*AIM OF THE TASK*.
Repeat the records below verbatim.

*INFORMATION GIVEN*.
··········
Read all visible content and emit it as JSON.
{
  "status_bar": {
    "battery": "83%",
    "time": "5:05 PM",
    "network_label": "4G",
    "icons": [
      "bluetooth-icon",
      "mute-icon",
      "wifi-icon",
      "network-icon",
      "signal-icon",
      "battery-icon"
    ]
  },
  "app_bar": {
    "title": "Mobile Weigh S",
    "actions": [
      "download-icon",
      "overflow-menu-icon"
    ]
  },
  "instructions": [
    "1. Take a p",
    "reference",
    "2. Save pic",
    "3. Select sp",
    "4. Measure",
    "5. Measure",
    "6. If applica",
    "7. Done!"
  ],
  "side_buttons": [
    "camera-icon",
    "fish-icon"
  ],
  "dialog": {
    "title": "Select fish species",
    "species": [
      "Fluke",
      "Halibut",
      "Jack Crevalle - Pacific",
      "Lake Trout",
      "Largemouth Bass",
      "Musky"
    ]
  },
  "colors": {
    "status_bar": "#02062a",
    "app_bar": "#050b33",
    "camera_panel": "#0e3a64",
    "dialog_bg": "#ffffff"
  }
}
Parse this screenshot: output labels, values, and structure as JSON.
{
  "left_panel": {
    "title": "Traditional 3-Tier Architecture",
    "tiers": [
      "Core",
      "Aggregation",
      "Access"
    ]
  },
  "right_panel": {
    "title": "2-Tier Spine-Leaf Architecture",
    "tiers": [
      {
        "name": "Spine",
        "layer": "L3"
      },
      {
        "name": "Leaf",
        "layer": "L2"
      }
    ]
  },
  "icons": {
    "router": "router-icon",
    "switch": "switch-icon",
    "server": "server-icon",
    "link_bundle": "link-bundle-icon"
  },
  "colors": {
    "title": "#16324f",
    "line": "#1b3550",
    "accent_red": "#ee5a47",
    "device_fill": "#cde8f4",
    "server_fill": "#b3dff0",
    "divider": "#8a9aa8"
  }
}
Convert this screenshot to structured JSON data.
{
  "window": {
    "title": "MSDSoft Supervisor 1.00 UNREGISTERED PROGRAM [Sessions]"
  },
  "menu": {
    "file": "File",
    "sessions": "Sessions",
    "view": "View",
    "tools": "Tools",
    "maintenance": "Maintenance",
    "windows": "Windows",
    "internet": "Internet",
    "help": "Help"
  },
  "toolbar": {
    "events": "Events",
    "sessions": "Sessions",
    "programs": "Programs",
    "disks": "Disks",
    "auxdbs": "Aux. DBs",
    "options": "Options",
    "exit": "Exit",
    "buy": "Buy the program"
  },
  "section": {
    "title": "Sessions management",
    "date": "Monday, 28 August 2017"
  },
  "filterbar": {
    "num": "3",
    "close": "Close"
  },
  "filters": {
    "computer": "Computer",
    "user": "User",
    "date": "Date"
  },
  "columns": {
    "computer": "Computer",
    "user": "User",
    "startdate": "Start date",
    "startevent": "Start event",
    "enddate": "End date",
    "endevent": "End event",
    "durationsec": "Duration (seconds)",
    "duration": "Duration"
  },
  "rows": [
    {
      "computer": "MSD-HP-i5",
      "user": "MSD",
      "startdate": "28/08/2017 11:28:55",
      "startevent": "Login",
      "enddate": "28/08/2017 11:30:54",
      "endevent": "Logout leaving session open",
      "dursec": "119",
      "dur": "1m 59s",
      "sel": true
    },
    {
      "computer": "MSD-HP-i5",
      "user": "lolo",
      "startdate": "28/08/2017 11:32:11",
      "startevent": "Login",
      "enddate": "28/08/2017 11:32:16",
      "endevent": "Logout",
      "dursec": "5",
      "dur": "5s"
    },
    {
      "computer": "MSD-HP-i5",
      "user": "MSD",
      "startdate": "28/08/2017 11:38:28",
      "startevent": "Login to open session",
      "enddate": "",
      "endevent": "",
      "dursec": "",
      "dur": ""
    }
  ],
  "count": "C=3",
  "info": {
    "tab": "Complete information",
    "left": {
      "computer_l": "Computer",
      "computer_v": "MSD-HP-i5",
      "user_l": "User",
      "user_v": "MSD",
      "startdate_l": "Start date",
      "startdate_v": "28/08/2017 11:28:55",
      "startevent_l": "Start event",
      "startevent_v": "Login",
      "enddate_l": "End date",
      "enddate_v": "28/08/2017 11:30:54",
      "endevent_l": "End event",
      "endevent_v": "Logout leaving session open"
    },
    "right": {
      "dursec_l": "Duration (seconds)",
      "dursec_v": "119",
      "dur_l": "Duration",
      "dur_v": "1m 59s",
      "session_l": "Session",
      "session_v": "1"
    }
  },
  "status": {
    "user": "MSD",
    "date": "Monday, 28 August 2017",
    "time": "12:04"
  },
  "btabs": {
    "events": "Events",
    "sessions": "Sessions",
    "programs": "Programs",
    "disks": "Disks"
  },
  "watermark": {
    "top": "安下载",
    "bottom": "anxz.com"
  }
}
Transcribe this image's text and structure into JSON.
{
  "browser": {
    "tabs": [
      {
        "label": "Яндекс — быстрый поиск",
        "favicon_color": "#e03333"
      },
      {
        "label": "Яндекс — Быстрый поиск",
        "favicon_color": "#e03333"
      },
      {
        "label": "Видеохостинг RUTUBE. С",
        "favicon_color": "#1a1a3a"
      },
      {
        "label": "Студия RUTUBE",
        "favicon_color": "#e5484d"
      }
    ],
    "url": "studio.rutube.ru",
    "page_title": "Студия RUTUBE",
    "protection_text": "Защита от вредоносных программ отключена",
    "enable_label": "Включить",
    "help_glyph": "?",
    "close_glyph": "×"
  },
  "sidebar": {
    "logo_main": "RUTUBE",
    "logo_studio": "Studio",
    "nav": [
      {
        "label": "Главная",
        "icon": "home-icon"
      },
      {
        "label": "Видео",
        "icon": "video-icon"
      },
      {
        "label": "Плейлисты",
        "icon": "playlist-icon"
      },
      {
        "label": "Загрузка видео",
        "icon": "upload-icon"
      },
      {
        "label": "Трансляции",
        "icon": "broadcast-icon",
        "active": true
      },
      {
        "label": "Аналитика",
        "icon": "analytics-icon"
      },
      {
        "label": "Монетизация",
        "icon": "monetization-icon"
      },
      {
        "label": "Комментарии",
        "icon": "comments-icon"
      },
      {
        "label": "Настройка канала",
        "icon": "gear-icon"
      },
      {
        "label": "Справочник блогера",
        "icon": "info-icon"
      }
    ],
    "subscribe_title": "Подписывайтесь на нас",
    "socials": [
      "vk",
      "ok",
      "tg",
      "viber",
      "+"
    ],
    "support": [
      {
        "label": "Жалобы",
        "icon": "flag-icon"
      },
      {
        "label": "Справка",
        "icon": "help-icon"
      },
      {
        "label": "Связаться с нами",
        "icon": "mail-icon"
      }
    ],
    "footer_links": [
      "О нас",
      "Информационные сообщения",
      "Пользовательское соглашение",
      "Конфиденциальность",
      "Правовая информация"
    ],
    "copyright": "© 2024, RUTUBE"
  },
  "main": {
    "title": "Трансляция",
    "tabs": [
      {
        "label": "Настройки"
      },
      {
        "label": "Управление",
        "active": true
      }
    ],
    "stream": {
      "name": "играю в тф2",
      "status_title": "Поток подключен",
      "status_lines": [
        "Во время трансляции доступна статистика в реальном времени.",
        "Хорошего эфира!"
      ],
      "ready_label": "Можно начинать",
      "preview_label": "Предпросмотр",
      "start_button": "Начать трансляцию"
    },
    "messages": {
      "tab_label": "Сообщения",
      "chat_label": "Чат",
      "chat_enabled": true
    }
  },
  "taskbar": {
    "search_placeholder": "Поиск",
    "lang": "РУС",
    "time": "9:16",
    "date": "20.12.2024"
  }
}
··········
*EXERCISE SOLUTION*.
Read all visible content and emit it as JSON.
{
  "status_bar": {
    "battery": "83%",
    "time": "5:05 PM",
    "network_label": "4G",
    "icons": [
      "bluetooth-icon",
      "mute-icon",
      "wifi-icon",
      "network-icon",
      "signal-icon",
      "battery-icon"
    ]
  },
  "app_bar": {
    "title": "Mobile Weigh S",
    "actions": [
      "download-icon",
      "overflow-menu-icon"
    ]
  },
  "instructions": [
    "1. Take a p",
    "reference",
    "2. Save pic",
    "3. Select sp",
    "4. Measure",
    "5. Measure",
    "6. If applica",
    "7. Done!"
  ],
  "side_buttons": [
    "camera-icon",
    "fish-icon"
  ],
  "dialog": {
    "title": "Select fish species",
    "species": [
      "Fluke",
      "Halibut",
      "Jack Crevalle - Pacific",
      "Lake Trout",
      "Largemouth Bass",
      "Musky"
    ]
  },
  "colors": {
    "status_bar": "#02062a",
    "app_bar": "#050b33",
    "camera_panel": "#0e3a64",
    "dialog_bg": "#ffffff"
  }
}
Parse this screenshot: output labels, values, and structure as JSON.
{
  "left_panel": {
    "title": "Traditional 3-Tier Architecture",
    "tiers": [
      "Core",
      "Aggregation",
      "Access"
    ]
  },
  "right_panel": {
    "title": "2-Tier Spine-Leaf Architecture",
    "tiers": [
      {
        "name": "Spine",
        "layer": "L3"
      },
      {
        "name": "Leaf",
        "layer": "L2"
      }
    ]
  },
  "icons": {
    "router": "router-icon",
    "switch": "switch-icon",
    "server": "server-icon",
    "link_bundle": "link-bundle-icon"
  },
  "colors": {
    "title": "#16324f",
    "line": "#1b3550",
    "accent_red": "#ee5a47",
    "device_fill": "#cde8f4",
    "server_fill": "#b3dff0",
    "divider": "#8a9aa8"
  }
}
Convert this screenshot to structured JSON data.
{
  "window": {
    "title": "MSDSoft Supervisor 1.00 UNREGISTERED PROGRAM [Sessions]"
  },
  "menu": {
    "file": "File",
    "sessions": "Sessions",
    "view": "View",
    "tools": "Tools",
    "maintenance": "Maintenance",
    "windows": "Windows",
    "internet": "Internet",
    "help": "Help"
  },
  "toolbar": {
    "events": "Events",
    "sessions": "Sessions",
    "programs": "Programs",
    "disks": "Disks",
    "auxdbs": "Aux. DBs",
    "options": "Options",
    "exit": "Exit",
    "buy": "Buy the program"
  },
  "section": {
    "title": "Sessions management",
    "date": "Monday, 28 August 2017"
  },
  "filterbar": {
    "num": "3",
    "close": "Close"
  },
  "filters": {
    "computer": "Computer",
    "user": "User",
    "date": "Date"
  },
  "columns": {
    "computer": "Computer",
    "user": "User",
    "startdate": "Start date",
    "startevent": "Start event",
    "enddate": "End date",
    "endevent": "End event",
    "durationsec": "Duration (seconds)",
    "duration": "Duration"
  },
  "rows": [
    {
      "computer": "MSD-HP-i5",
      "user": "MSD",
      "startdate": "28/08/2017 11:28:55",
      "startevent": "Login",
      "enddate": "28/08/2017 11:30:54",
      "endevent": "Logout leaving session open",
      "dursec": "119",
      "dur": "1m 59s",
      "sel": true
    },
    {
      "computer": "MSD-HP-i5",
      "user": "lolo",
      "startdate": "28/08/2017 11:32:11",
      "startevent": "Login",
      "enddate": "28/08/2017 11:32:16",
      "endevent": "Logout",
      "dursec": "5",
      "dur": "5s"
    },
    {
      "computer": "MSD-HP-i5",
      "user": "MSD",
      "startdate": "28/08/2017 11:38:28",
      "startevent": "Login to open session",
      "enddate": "",
      "endevent": "",
      "dursec": "",
      "dur": ""
    }
  ],
  "count": "C=3",
  "info": {
    "tab": "Complete information",
    "left": {
      "computer_l": "Computer",
      "computer_v": "MSD-HP-i5",
      "user_l": "User",
      "user_v": "MSD",
      "startdate_l": "Start date",
      "startdate_v": "28/08/2017 11:28:55",
      "startevent_l": "Start event",
      "startevent_v": "Login",
      "enddate_l": "End date",
      "enddate_v": "28/08/2017 11:30:54",
      "endevent_l": "End event",
      "endevent_v": "Logout leaving session open"
    },
    "right": {
      "dursec_l": "Duration (seconds)",
      "dursec_v": "119",
      "dur_l": "Duration",
      "dur_v": "1m 59s",
      "session_l": "Session",
      "session_v": "1"
    }
  },
  "status": {
    "user": "MSD",
    "date": "Monday, 28 August 2017",
    "time": "12:04"
  },
  "btabs": {
    "events": "Events",
    "sessions": "Sessions",
    "programs": "Programs",
    "disks": "Disks"
  },
  "watermark": {
    "top": "安下载",
    "bottom": "anxz.com"
  }
}
Transcribe this image's text and structure into JSON.
{
  "browser": {
    "tabs": [
      {
        "label": "Яндекс — быстрый поиск",
        "favicon_color": "#e03333"
      },
      {
        "label": "Яндекс — Быстрый поиск",
        "favicon_color": "#e03333"
      },
      {
        "label": "Видеохостинг RUTUBE. С",
        "favicon_color": "#1a1a3a"
      },
      {
        "label": "Студия RUTUBE",
        "favicon_color": "#e5484d"
      }
    ],
    "url": "studio.rutube.ru",
    "page_title": "Студия RUTUBE",
    "protection_text": "Защита от вредоносных программ отключена",
    "enable_label": "Включить",
    "help_glyph": "?",
    "close_glyph": "×"
  },
  "sidebar": {
    "logo_main": "RUTUBE",
    "logo_studio": "Studio",
    "nav": [
      {
        "label": "Главная",
        "icon": "home-icon"
      },
      {
        "label": "Видео",
        "icon": "video-icon"
      },
      {
        "label": "Плейлисты",
        "icon": "playlist-icon"
      },
      {
        "label": "Загрузка видео",
        "icon": "upload-icon"
      },
      {
        "label": "Трансляции",
        "icon": "broadcast-icon",
        "active": true
      },
      {
        "label": "Аналитика",
        "icon": "analytics-icon"
      },
      {
        "label": "Монетизация",
        "icon": "monetization-icon"
      },
      {
        "label": "Комментарии",
        "icon": "comments-icon"
      },
      {
        "label": "Настройка канала",
        "icon": "gear-icon"
      },
      {
        "label": "Справочник блогера",
        "icon": "info-icon"
      }
    ],
    "subscribe_title": "Подписывайтесь на нас",
    "socials": [
      "vk",
      "ok",
      "tg",
      "viber",
      "+"
    ],
    "support": [
      {
        "label": "Жалобы",
        "icon": "flag-icon"
      },
      {
        "label": "Справка",
        "icon": "help-icon"
      },
      {
        "label": "Связаться с нами",
        "icon": "mail-icon"
      }
    ],
    "footer_links": [
      "О нас",
      "Информационные сообщения",
      "Пользовательское соглашение",
      "Конфиденциальность",
      "Правовая информация"
    ],
    "copyright": "© 2024, RUTUBE"
  },
  "main": {
    "title": "Трансляция",
    "tabs": [
      {
        "label": "Настройки"
      },
      {
        "label": "Управление",
        "active": true
      }
    ],
    "stream": {
      "name": "играю в тф2",
      "status_title": "Поток подключен",
      "status_lines": [
        "Во время трансляции доступна статистика в реальном времени.",
        "Хорошего эфира!"
      ],
      "ready_label": "Можно начинать",
      "preview_label": "Предпросмотр",
      "start_button": "Начать трансляцию"
    },
    "messages": {
      "tab_label": "Сообщения",
      "chat_label": "Чат",
      "chat_enabled": true
    }
  },
  "taskbar": {
    "search_placeholder": "Поиск",
    "lang": "РУС",
    "time": "9:16",
    "date": "20.12.2024"
  }
}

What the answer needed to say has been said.